Change to East Lansing election years will not go to voters following review from Gov. Whitmer
Updated August 15, 2023 at 1:21 p.m. ET
A proposal that would move East Lansing City Council elections from odd to even-numbered years will not go on the November ballot.
East Lansing’s City Council had passed a resolution to give voters the chance this November to amend the city charter and shift when council elections happen. If implemented, the next city council elections after this year would have occurred in 2026 instead of 2025.
The change would have aligned local elections with state and federal races that draw more voters to the polls. Officials said the shift would lead to higher turnout from Michigan State University students.
In order for the measure to appear on the November ballot, it needed approval from the Governor's office by Tuesday evening to comply with state election requirements.
The city had previously sent the ballot language to the Attorney General's office for an evaluation. But the office rejected the proposal and said state law does not require city charter changes to move local election years, making the ballot question unnecessary.
The Attorney General's office indicated East Lansing's City Council could make the change with a local resolution. But City Attorney Anthony Chubb said conflicting state and local laws require the change to be made with a city charter amendment.

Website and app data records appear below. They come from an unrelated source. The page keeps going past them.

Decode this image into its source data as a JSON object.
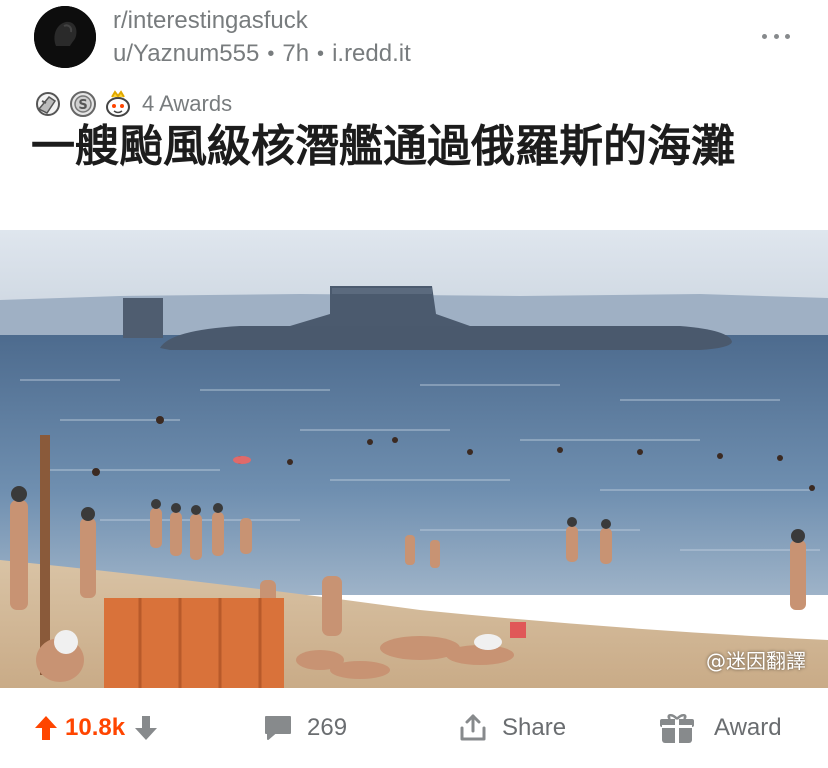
{
  "post": {
    "subreddit": "r/interestingasfuck",
    "author": "u/Yaznum555",
    "age": "7h",
    "domain": "i.redd.it",
    "awards_label": "4 Awards",
    "title": "一艘颱風級核潛艦通過俄羅斯的海灘",
    "watermark": "@迷因翻譯"
  },
  "actions": {
    "votes": "10.8k",
    "comments": "269",
    "share_label": "Share",
    "award_label": "Award"
  },
  "colors": {
    "upvote": "#ff4500",
    "muted": "#787c7e",
    "text": "#1c1c1c"
  },
  "icons": [
    "snoo-avatar-icon",
    "more-dots-icon",
    "award-facepalm-icon",
    "award-silver-icon",
    "award-wholesome-icon",
    "upvote-arrow-icon",
    "downvote-arrow-icon",
    "comment-bubble-icon",
    "share-icon",
    "award-gift-icon"
  ]
}
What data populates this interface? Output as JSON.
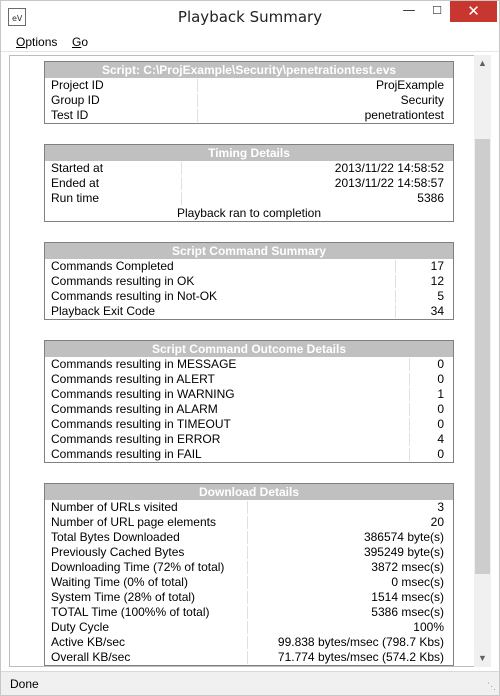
{
  "window": {
    "title": "Playback Summary",
    "app_icon_text": "eV"
  },
  "menu": {
    "options": "Options",
    "go": "Go"
  },
  "script_panel": {
    "header": "Script: C:\\ProjExample\\Security\\penetrationtest.evs",
    "rows": [
      {
        "label": "Project ID",
        "value": "ProjExample"
      },
      {
        "label": "Group ID",
        "value": "Security"
      },
      {
        "label": "Test ID",
        "value": "penetrationtest"
      }
    ]
  },
  "timing_panel": {
    "header": "Timing Details",
    "rows": [
      {
        "label": "Started at",
        "value": "2013/11/22 14:58:52"
      },
      {
        "label": "Ended at",
        "value": "2013/11/22 14:58:57"
      },
      {
        "label": "Run time",
        "value": "5386"
      }
    ],
    "footer": "Playback ran to completion"
  },
  "command_summary_panel": {
    "header": "Script Command Summary",
    "rows": [
      {
        "label": "Commands Completed",
        "value": "17"
      },
      {
        "label": "Commands resulting in OK",
        "value": "12"
      },
      {
        "label": "Commands resulting in Not-OK",
        "value": "5"
      },
      {
        "label": "Playback Exit Code",
        "value": "34"
      }
    ]
  },
  "outcome_panel": {
    "header": "Script Command Outcome Details",
    "rows": [
      {
        "label": "Commands resulting in MESSAGE",
        "value": "0"
      },
      {
        "label": "Commands resulting in ALERT",
        "value": "0"
      },
      {
        "label": "Commands resulting in WARNING",
        "value": "1"
      },
      {
        "label": "Commands resulting in ALARM",
        "value": "0"
      },
      {
        "label": "Commands resulting in TIMEOUT",
        "value": "0"
      },
      {
        "label": "Commands resulting in ERROR",
        "value": "4"
      },
      {
        "label": "Commands resulting in FAIL",
        "value": "0"
      }
    ]
  },
  "download_panel": {
    "header": "Download Details",
    "rows": [
      {
        "label": "Number of URLs visited",
        "value": "3"
      },
      {
        "label": "Number of URL page elements",
        "value": "20"
      },
      {
        "label": "Total Bytes Downloaded",
        "value": "386574 byte(s)"
      },
      {
        "label": "Previously Cached Bytes",
        "value": "395249 byte(s)"
      },
      {
        "label": "Downloading Time (72% of total)",
        "value": "3872 msec(s)"
      },
      {
        "label": "Waiting Time (0% of total)",
        "value": "0 msec(s)"
      },
      {
        "label": "System Time (28% of total)",
        "value": "1514 msec(s)"
      },
      {
        "label": "TOTAL Time (100%% of total)",
        "value": "5386 msec(s)"
      },
      {
        "label": "Duty Cycle",
        "value": "100%"
      },
      {
        "label": "Active KB/sec",
        "value": "99.838 bytes/msec (798.7 Kbs)"
      },
      {
        "label": "Overall KB/sec",
        "value": "71.774 bytes/msec (574.2 Kbs)"
      }
    ]
  },
  "statusbar": {
    "text": "Done"
  },
  "icons": {
    "minimize": "minimize-icon",
    "maximize": "maximize-icon",
    "close": "close-icon",
    "scroll_up": "chevron-up-icon",
    "scroll_down": "chevron-down-icon"
  }
}
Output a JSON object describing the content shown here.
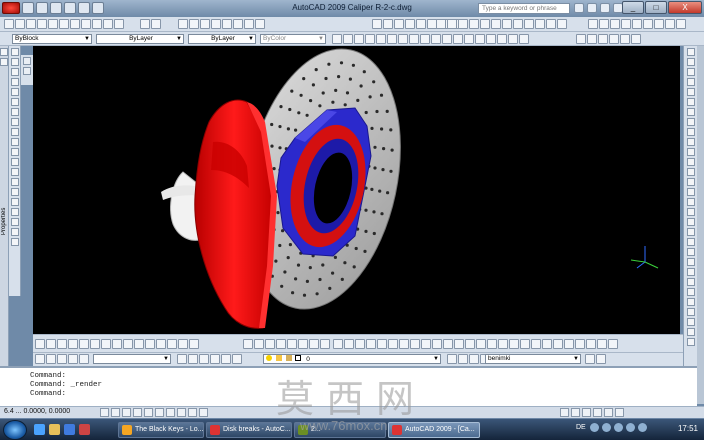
{
  "window": {
    "title": "AutoCAD 2009 Caliper R-2-c.dwg",
    "search_placeholder": "Type a keyword or phrase",
    "minimize": "_",
    "maximize": "□",
    "close": "X"
  },
  "toolbar": {
    "layer_select": "ByBlock",
    "linetype_select": "ByLayer",
    "lineweight_select": "ByLayer",
    "plotstyle_select": "ByColor"
  },
  "layers": {
    "current_layer": "0",
    "visual_style": "benimki"
  },
  "side": {
    "properties_label": "Properties"
  },
  "commandline": {
    "lines": [
      "Command:",
      "Command: _render",
      "Command:"
    ]
  },
  "status": {
    "coords": "6.4 ...  0.0000, 0.0000"
  },
  "taskbar": {
    "buttons": [
      {
        "label": "The Black Keys - Lo..."
      },
      {
        "label": "Disk breaks - AutoC..."
      },
      {
        "label": "2..."
      },
      {
        "label": "AutoCAD 2009 - [Ca..."
      }
    ],
    "lang": "DE",
    "clock": "17:51"
  },
  "watermark": {
    "text": "莫西网",
    "url": "www.76mox.cn"
  },
  "colors": {
    "caliper": "#e60000",
    "hub": "#2a28c9",
    "disc": "#c9c9c9",
    "background": "#000000"
  }
}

The city sent the proposal to Gov. Gretchen Whitmer for final review. A letter from Whitmer sent Tuesday morning stated she would not approve the amendment to appear on the ballot this fall, citing the Attorney General's legal reasoning.
While the council can override opinions from the governor and attorney general with a supermajority vote, the group does not have enough time to schedule a special meeting to make the vote while complying with the Tuesday 5 p.m. state deadline.
Voters in East Lansing will still weigh in on three other election-related ballot proposals in November. Those include expanding the council from five to seven members, shifting the date councilmembers are sworn in and taking steps toward supporting ranked choice voting for local elections.